## Listed entries

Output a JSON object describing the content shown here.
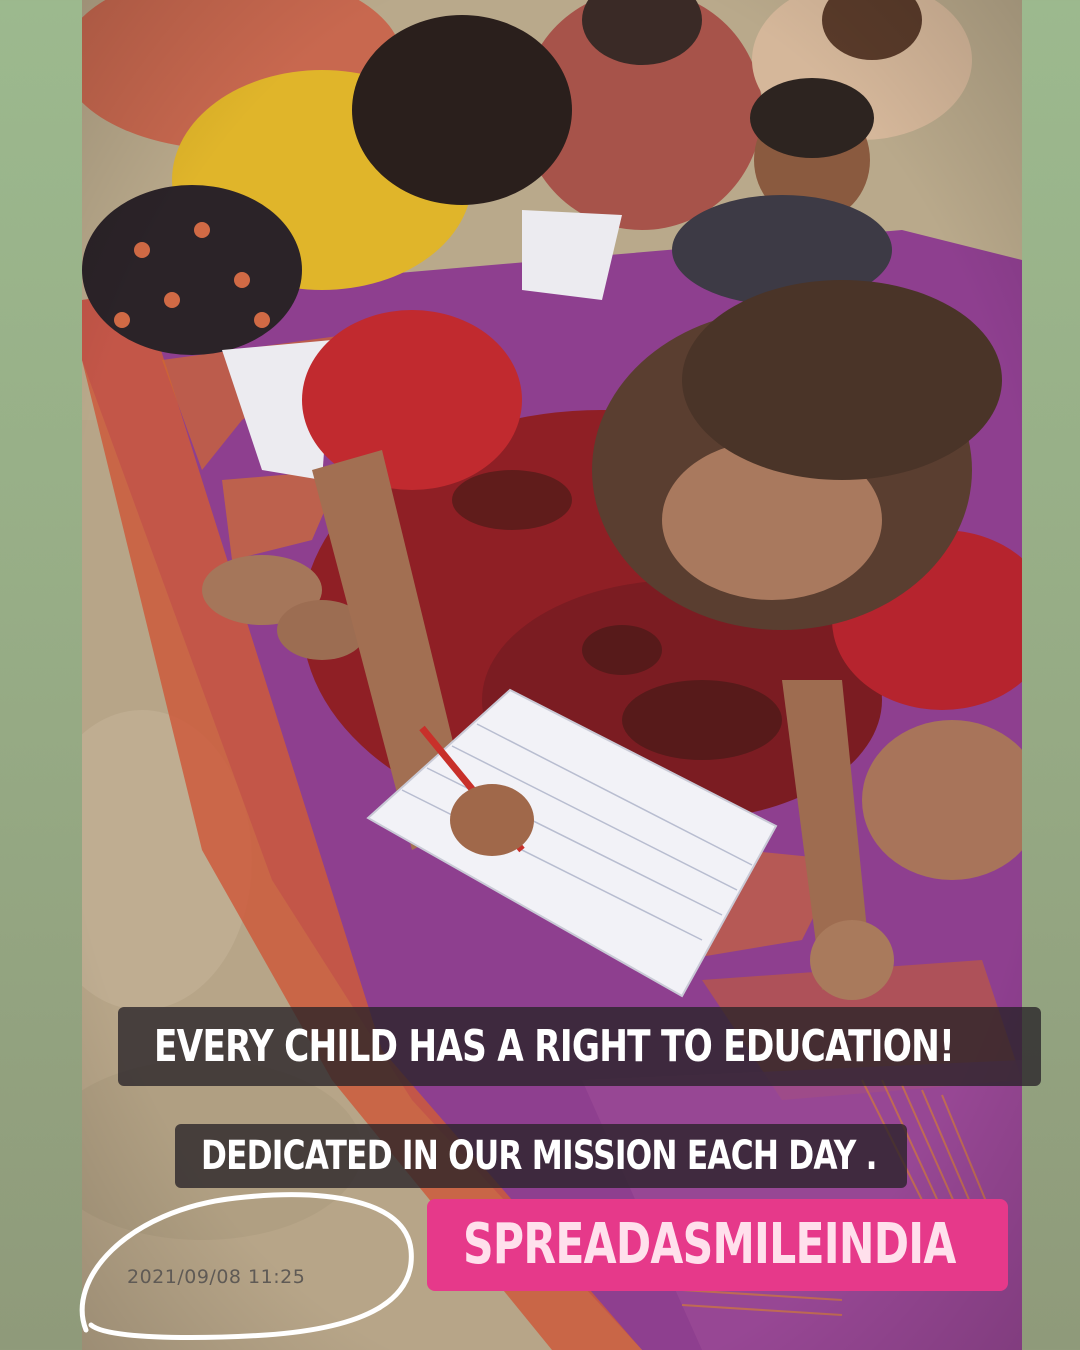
{
  "story": {
    "headline": "EVERY CHILD HAS A RIGHT TO  EDUCATION!",
    "subline": "DEDICATED IN OUR MISSION EACH DAY .",
    "hashtag": "SPREADASMILEINDIA",
    "timestamp": "2021/09/08 11:25"
  },
  "colors": {
    "frame_background": "#9cb98e",
    "caption_background": "#2a2328",
    "hashtag_background": "#e6398a",
    "caption_text": "#ffffff",
    "hashtag_text": "#ffe0ec",
    "circle_annotation": "#ffffff"
  }
}
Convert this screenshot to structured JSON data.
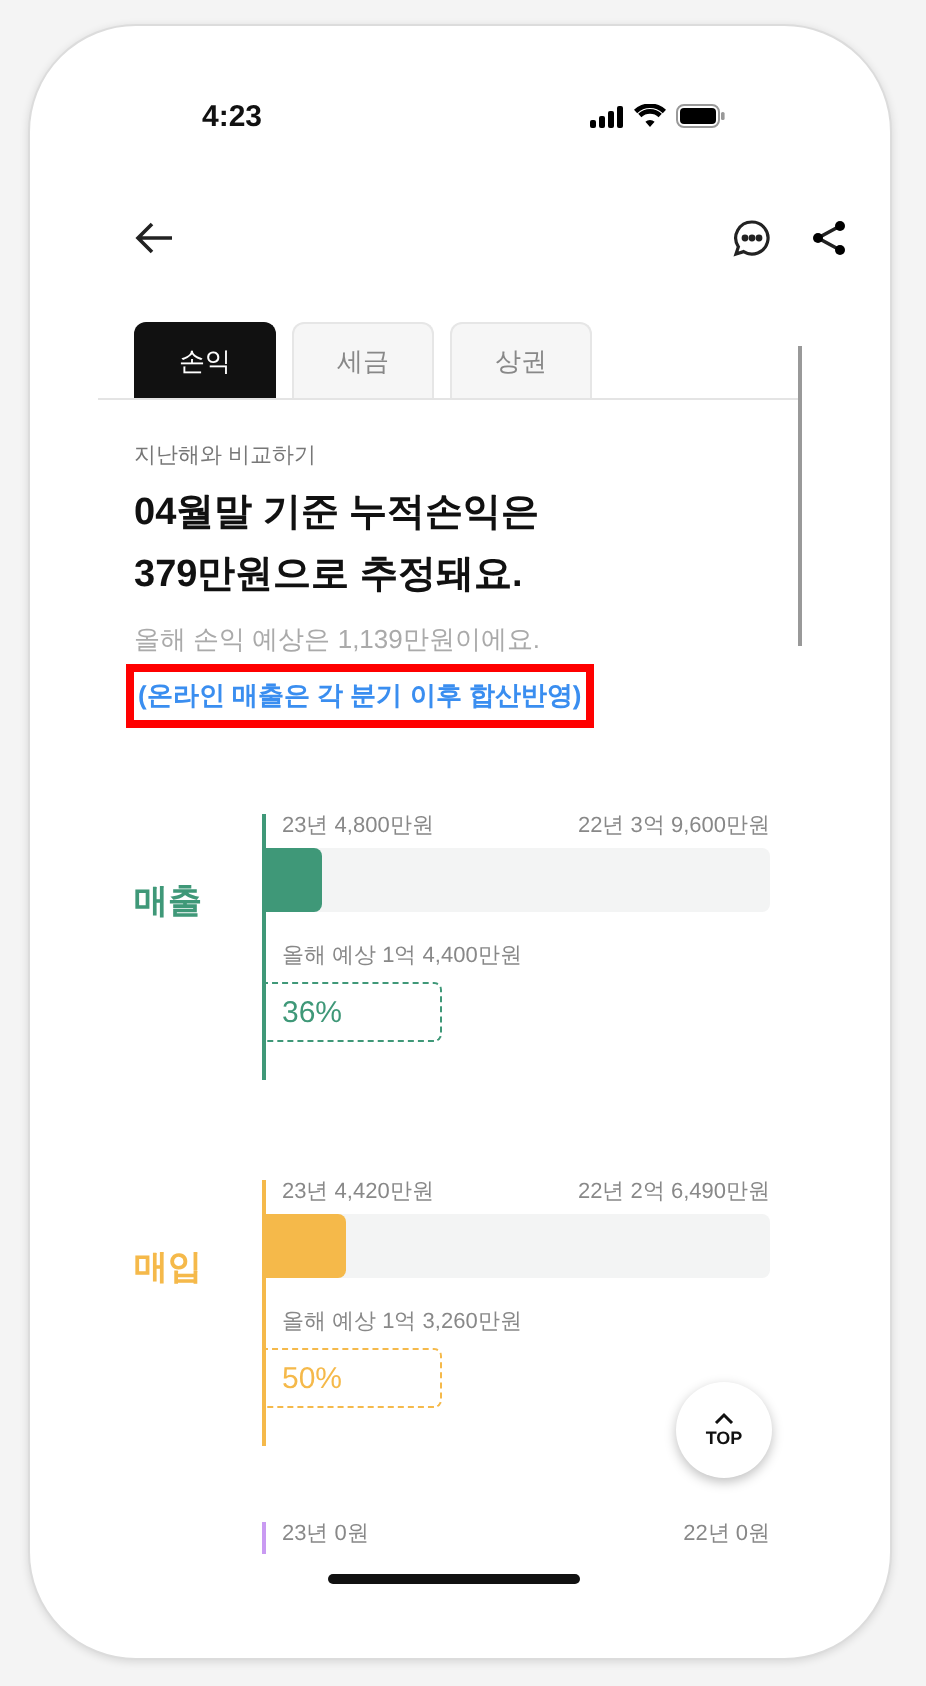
{
  "status_bar": {
    "time": "4:23"
  },
  "tabs": [
    {
      "label": "손익",
      "selected": true
    },
    {
      "label": "세금",
      "selected": false
    },
    {
      "label": "상권",
      "selected": false
    }
  ],
  "intro": {
    "caption": "지난해와 비교하기",
    "headline_lines": [
      "04월말 기준 누적손익은",
      "379만원으로 추정돼요."
    ],
    "summary": "올해 손익 예상은 1,139만원이에요.",
    "note": {
      "text": "(온라인 매출은 각 분기 이후 합산반영)",
      "highlighted": true
    }
  },
  "metrics": [
    {
      "label": "매출",
      "color": "#3f9878",
      "this_year": "23년 4,800만원",
      "last_year": "22년 3억 9,600만원",
      "level": 0.12,
      "forecast": "올해 예상 1억 4,400만원",
      "percent": "36%"
    },
    {
      "label": "매입",
      "color": "#f5b94a",
      "this_year": "23년 4,420만원",
      "last_year": "22년 2억 6,490만원",
      "level": 0.165,
      "forecast": "올해 예상 1억 3,260만원",
      "percent": "50%"
    },
    {
      "color": "#c99af2",
      "this_year": "23년 0원",
      "last_year": "22년 0원"
    }
  ],
  "top_button": {
    "label": "TOP"
  }
}
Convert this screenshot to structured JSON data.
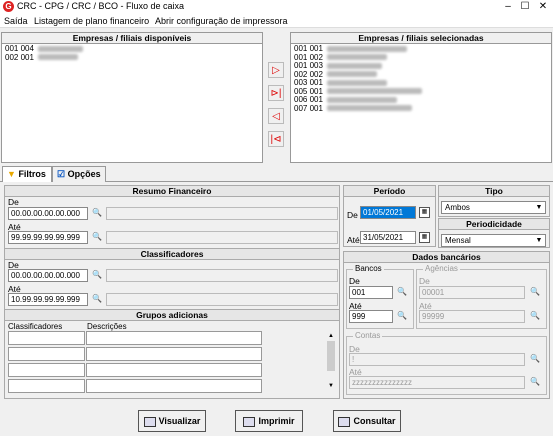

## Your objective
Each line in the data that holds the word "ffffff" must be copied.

## Task output
    "caption_text": "#ffffff",
    "circle_annotation": "#ffffff"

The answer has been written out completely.